Defense by exploitation in the Florida carpenter ant, Camponotus floridanus, at an extrafloral nectar resource

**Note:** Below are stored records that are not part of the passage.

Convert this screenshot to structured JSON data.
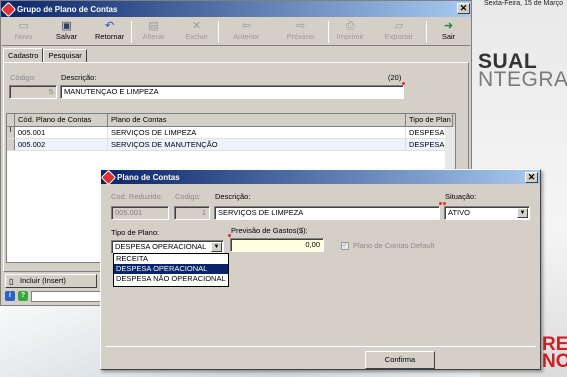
{
  "background": {
    "date_text": "Sexta-Feira, 15 de Março",
    "logo_line1": "SUAL",
    "logo_line2": "NTEGRA",
    "corner_text": "RE NO"
  },
  "main_window": {
    "title": "Grupo de Plano de Contas",
    "toolbar": [
      {
        "label": "Novo",
        "icon": "new-icon",
        "enabled": false
      },
      {
        "label": "Salvar",
        "icon": "save-icon",
        "enabled": true
      },
      {
        "label": "Retornar",
        "icon": "undo-icon",
        "enabled": true
      },
      {
        "label": "Alterar",
        "icon": "edit-icon",
        "enabled": false
      },
      {
        "label": "Excluir",
        "icon": "delete-icon",
        "enabled": false
      },
      {
        "label": "Anterior",
        "icon": "arrow-left-icon",
        "enabled": false
      },
      {
        "label": "Próximo",
        "icon": "arrow-right-icon",
        "enabled": false
      },
      {
        "label": "Imprimir",
        "icon": "print-icon",
        "enabled": false
      },
      {
        "label": "Exportar",
        "icon": "export-icon",
        "enabled": false
      },
      {
        "label": "Sair",
        "icon": "exit-icon",
        "enabled": true
      }
    ],
    "tabs": [
      "Cadastro",
      "Pesquisar"
    ],
    "form": {
      "codigo_label": "Código:",
      "codigo_value": "5",
      "descricao_label": "Descrição:",
      "descricao_value": "MANUTENÇAO E LIMPEZA",
      "max_len": "(20)"
    },
    "grid": {
      "columns": [
        "Cód. Plano de Contas",
        "Plano de Contas",
        "Tipo de Plan"
      ],
      "rows": [
        {
          "indicator": "I",
          "codigo": "005.001",
          "plano": "SERVIÇOS DE LIMPEZA",
          "tipo": "DESPESA O"
        },
        {
          "indicator": "",
          "codigo": "005.002",
          "plano": "SERVIÇOS DE MANUTENÇÃO",
          "tipo": "DESPESA O"
        }
      ]
    },
    "bottom": {
      "insert_label": "Incluir (Insert)"
    }
  },
  "dialog": {
    "title": "Plano de Contas",
    "cod_reduzido_label": "Cod. Reduzido:",
    "cod_reduzido_value": "005.001",
    "codigo_label": "Codigo:",
    "codigo_value": "1",
    "descricao_label": "Descrição:",
    "descricao_value": "SERVIÇOS DE LIMPEZA",
    "situacao_label": "Situação:",
    "situacao_value": "ATIVO",
    "tipo_label": "Tipo de Plano:",
    "tipo_value": "DESPESA OPERACIONAL",
    "tipo_options": [
      "RECEITA",
      "DESPESA OPERACIONAL",
      "DESPESA NÃO OPERACIONAL"
    ],
    "previsao_label": "Previsão de Gastos($):",
    "previsao_value": "0,00",
    "default_label": "Plano de Contas Default",
    "confirm_label": "Confirma"
  },
  "colors": {
    "titlebar_start": "#0a246a",
    "titlebar_end": "#a6caf0",
    "face": "#d4d0c8",
    "required_marker": "#e03030",
    "selection": "#0a246a",
    "highlight_input": "#ffffe0"
  }
}
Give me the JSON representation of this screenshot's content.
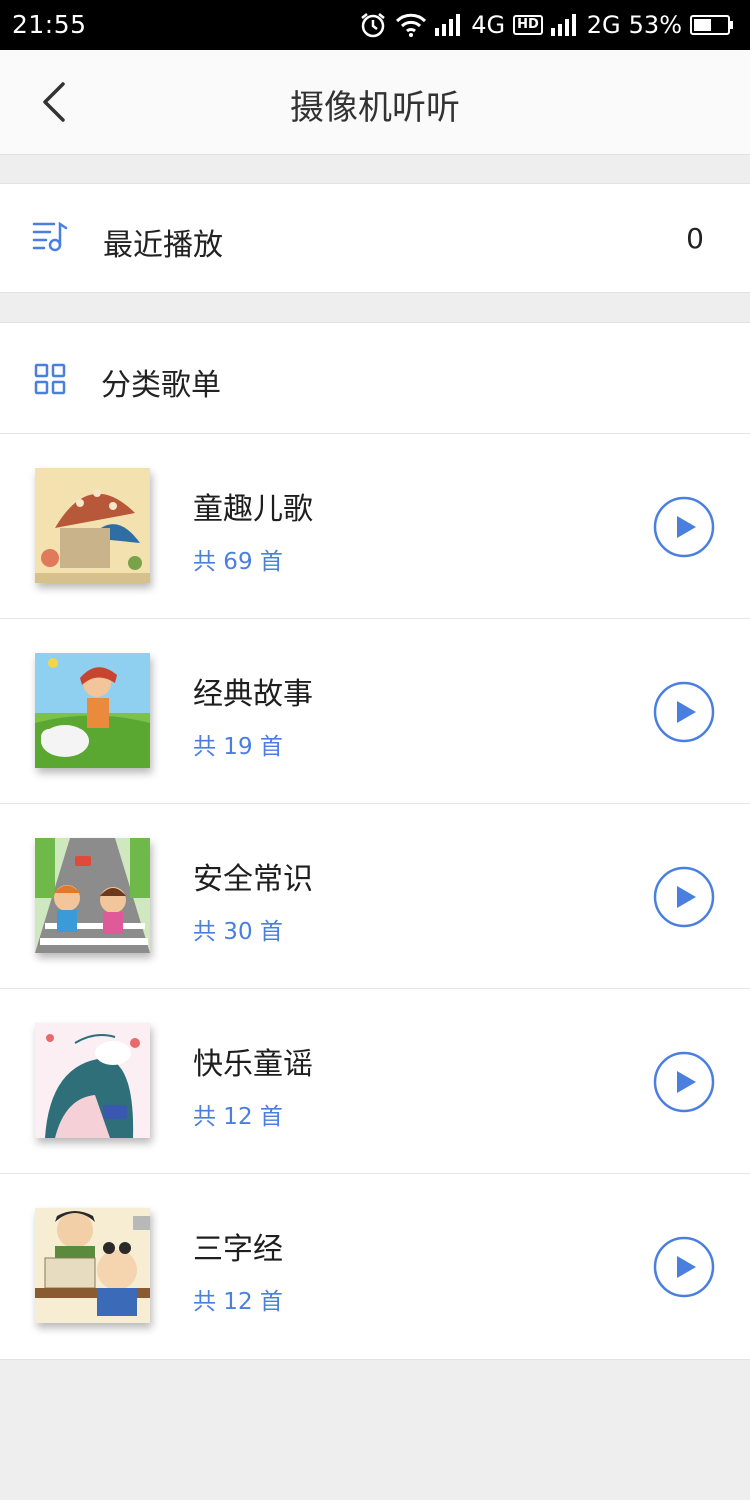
{
  "status_bar": {
    "time": "21:55",
    "network_4g": "4G",
    "hd_badge": "HD",
    "network_2g": "2G",
    "battery_percent": "53%",
    "battery_level": 0.53
  },
  "header": {
    "title": "摄像机听听",
    "back_icon": "chevron-left-icon"
  },
  "recent": {
    "icon": "music-list-icon",
    "label": "最近播放",
    "count": "0"
  },
  "category": {
    "icon": "grid-icon",
    "label": "分类歌单"
  },
  "playlists": [
    {
      "title": "童趣儿歌",
      "count": "共 69 首",
      "thumb": "mushroom-house-illustration"
    },
    {
      "title": "经典故事",
      "count": "共 19 首",
      "thumb": "child-with-sheep-illustration"
    },
    {
      "title": "安全常识",
      "count": "共 30 首",
      "thumb": "crosswalk-children-illustration"
    },
    {
      "title": "快乐童谣",
      "count": "共 12 首",
      "thumb": "girl-with-animal-illustration"
    },
    {
      "title": "三字经",
      "count": "共 12 首",
      "thumb": "teacher-and-student-illustration"
    }
  ],
  "colors": {
    "accent": "#4a7fe0",
    "background": "#eeeeee"
  }
}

@article{Dreisig2000DefenseBE,
  title={Defense by exploitation in the Florida carpenter ant, Camponotus floridanus, at an extrafloral nectar resource},
  author={H. Dreisig},
  journal={Behavioral Ecology and Sociobiology},
  year={2000},
  volume={47},
  pages={274-279}
}
  • H. Dreisig
  • Published 2000
  • Biology
  • Behavioral Ecology and Sociobiology
  • Abstract When resources in a territory have a patchy distribution, intruders may successfully exploit unguarded patches. In such cases, territory owners may use exploitative strategies to reduce the gains of the intruders. The territorial ant Camponotus floridanus attends the leaf nectaries of Urena lobata, which are also visited by the ant Pseudomyrmex mexicanus and other intruders. Residents visited the nectaries at a high rate and in a systematic way, and thereby depressed the mean standing… CONTINUE READING

    Figures from this paper.

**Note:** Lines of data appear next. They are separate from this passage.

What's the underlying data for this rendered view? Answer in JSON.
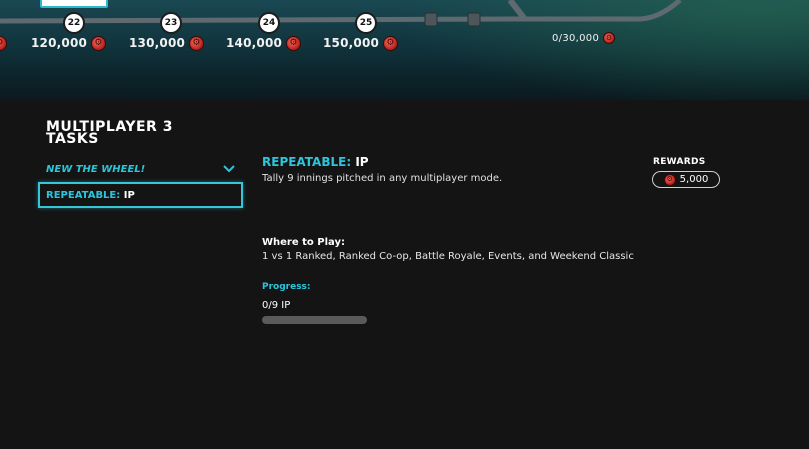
{
  "track": {
    "nodes": [
      {
        "number": "22",
        "reward": "120,000"
      },
      {
        "number": "23",
        "reward": "130,000"
      },
      {
        "number": "24",
        "reward": "140,000"
      },
      {
        "number": "25",
        "reward": "150,000"
      }
    ],
    "total_progress": "0/30,000",
    "colors": {
      "node_fill": "#ffffff",
      "coin": "#c8231c",
      "accent": "#2cc6dc"
    }
  },
  "program": {
    "title": "MULTIPLAYER 3 TASKS"
  },
  "task_list": {
    "group_label": "NEW THE WHEEL!",
    "selected_item": {
      "prefix": "REPEATABLE:",
      "name": "IP"
    }
  },
  "task_detail": {
    "title_prefix": "REPEATABLE:",
    "title_name": "IP",
    "description": "Tally 9 innings pitched in any multiplayer mode.",
    "rewards_label": "REWARDS",
    "reward_amount": "5,000",
    "where_label": "Where to Play:",
    "where_value": "1 vs 1 Ranked, Ranked Co-op, Battle Royale, Events, and Weekend Classic",
    "progress_label": "Progress:",
    "progress_value": "0/9 IP",
    "progress_fraction": 0
  },
  "icons": {
    "coin": "stubs-coin-icon",
    "chevron": "chevron-down-icon"
  }
}
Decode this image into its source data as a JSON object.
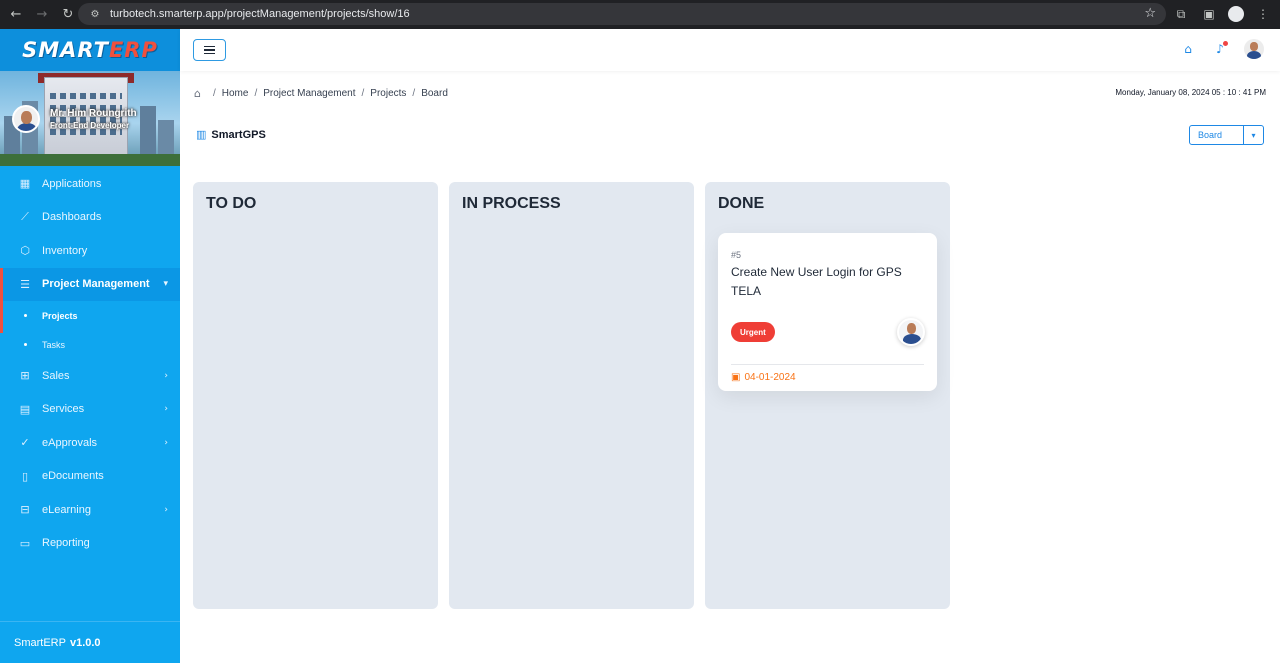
{
  "browser": {
    "url": "turbotech.smarterp.app/projectManagement/projects/show/16"
  },
  "sidebar": {
    "logo_main": "SMART",
    "logo_accent": "ERP",
    "user_name": "Mr. Him Roungrith",
    "user_role": "Front-End Developer",
    "items": [
      {
        "label": "Applications",
        "icon": "grid-icon"
      },
      {
        "label": "Dashboards",
        "icon": "chart-line-icon"
      },
      {
        "label": "Inventory",
        "icon": "box-icon"
      },
      {
        "label": "Project Management",
        "icon": "tasks-icon"
      },
      {
        "label": "Sales",
        "icon": "sales-icon"
      },
      {
        "label": "Services",
        "icon": "services-icon"
      },
      {
        "label": "eApprovals",
        "icon": "check-circle-icon"
      },
      {
        "label": "eDocuments",
        "icon": "document-icon"
      },
      {
        "label": "eLearning",
        "icon": "learning-icon"
      },
      {
        "label": "Reporting",
        "icon": "report-icon"
      }
    ],
    "subitems": [
      {
        "label": "Projects"
      },
      {
        "label": "Tasks"
      }
    ],
    "version_label": "SmartERP",
    "version_number": "v1.0.0"
  },
  "breadcrumb": {
    "items": [
      "Home",
      "Project Management",
      "Projects",
      "Board"
    ]
  },
  "datetime": "Monday, January 08, 2024  05 : 10 : 41 PM",
  "board": {
    "title": "SmartGPS",
    "view_selected": "Board"
  },
  "columns": [
    {
      "title": "TO DO"
    },
    {
      "title": "IN PROCESS"
    },
    {
      "title": "DONE"
    }
  ],
  "card": {
    "id": "#5",
    "title": "Create New User Login for GPS TELA",
    "priority": "Urgent",
    "date": "04-01-2024"
  },
  "colors": {
    "sidebar": "#0fa6ef",
    "accent": "#1e88e5",
    "urgent": "#ef3e36",
    "date": "#f97316"
  }
}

    Assessment of nectar flow rate and memory for patch quality in the ant Camponotus rufipes
    • 34
    • Highly Influenced
    An ant’s-eye view of an ant-plant protection mutualism
    • 33
    Floral scents repel potentially nectar-thieving ants
    • 82
    • PDF
    Optimization, Conflict, and Nonoverlapping Foraging Ranges in Ants
    • 72
    • PDF
    Nectar foraging behaviour is affected by ant body size in Camponotus mus.
    • 25

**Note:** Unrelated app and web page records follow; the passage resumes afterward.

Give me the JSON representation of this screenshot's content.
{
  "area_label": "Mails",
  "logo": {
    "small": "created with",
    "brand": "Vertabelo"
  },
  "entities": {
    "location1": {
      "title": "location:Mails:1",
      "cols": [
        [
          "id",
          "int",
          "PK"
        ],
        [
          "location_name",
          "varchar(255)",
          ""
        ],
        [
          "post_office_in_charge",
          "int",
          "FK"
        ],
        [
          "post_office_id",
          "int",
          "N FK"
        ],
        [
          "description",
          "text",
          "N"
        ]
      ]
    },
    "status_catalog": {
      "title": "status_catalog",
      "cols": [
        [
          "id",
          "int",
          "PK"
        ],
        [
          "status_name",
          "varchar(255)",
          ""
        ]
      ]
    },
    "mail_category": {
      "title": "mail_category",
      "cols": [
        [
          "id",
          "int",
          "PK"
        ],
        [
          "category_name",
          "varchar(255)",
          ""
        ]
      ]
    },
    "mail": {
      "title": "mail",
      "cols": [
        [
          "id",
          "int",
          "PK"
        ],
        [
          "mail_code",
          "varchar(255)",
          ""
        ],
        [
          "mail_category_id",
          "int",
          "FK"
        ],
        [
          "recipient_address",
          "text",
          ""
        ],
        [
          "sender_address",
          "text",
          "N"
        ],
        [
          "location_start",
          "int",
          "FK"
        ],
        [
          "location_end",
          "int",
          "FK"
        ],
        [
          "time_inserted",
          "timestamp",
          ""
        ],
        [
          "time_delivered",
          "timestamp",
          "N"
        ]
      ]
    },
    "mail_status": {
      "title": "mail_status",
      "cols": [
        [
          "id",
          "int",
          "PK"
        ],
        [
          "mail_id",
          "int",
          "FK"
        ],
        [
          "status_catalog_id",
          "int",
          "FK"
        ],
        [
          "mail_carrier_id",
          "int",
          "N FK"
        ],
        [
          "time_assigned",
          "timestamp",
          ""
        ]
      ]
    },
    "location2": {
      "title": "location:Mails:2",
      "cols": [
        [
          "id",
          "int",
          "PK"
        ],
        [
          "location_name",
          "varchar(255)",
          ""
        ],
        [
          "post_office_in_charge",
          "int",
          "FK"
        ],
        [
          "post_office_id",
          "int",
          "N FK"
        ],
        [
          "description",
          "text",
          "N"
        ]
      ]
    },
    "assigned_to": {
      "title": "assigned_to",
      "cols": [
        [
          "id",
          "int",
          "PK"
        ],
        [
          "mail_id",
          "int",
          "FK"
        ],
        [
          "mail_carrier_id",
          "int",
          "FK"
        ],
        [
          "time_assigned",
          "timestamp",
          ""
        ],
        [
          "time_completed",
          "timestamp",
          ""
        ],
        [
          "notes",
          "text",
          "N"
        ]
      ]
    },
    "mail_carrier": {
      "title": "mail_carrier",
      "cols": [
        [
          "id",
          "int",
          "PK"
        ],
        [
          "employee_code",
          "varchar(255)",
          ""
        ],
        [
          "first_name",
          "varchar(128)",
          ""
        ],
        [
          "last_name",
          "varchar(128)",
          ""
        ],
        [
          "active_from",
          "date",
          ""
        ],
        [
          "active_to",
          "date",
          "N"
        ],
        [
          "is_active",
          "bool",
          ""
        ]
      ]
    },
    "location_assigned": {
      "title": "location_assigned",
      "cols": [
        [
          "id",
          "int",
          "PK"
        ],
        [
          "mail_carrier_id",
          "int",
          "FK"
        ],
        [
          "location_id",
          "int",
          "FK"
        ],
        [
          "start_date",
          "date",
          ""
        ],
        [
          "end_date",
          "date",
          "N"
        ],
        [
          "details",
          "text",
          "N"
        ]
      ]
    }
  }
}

    References

    Publications referenced by this paper.
    SHOWING 1-10 OF 14 REFERENCES
    EXTRAFLORAL NECTARIES AND PROTECTION BY PUGNACIOUS BODYGUARDS
    • 526
    NONRANDOM FORAGING BY SUNBIRDS IN A PATCHY ENVIRONMENT
    • 200
    Peripheral Foraging by Territorial Rufous Hummingbirds: Defense by Exploitation
    • 88
    The Distribution and Abundance of Resources Encountered by a Forager
    • 92
    • PDF
    Building on the Ideal Free Distribution
    • 294
    • PDF
    Individual Behavior and Community Dynamics
    • 250
    Defense through exploitation: A skinner box for tropical rain forests
    • 6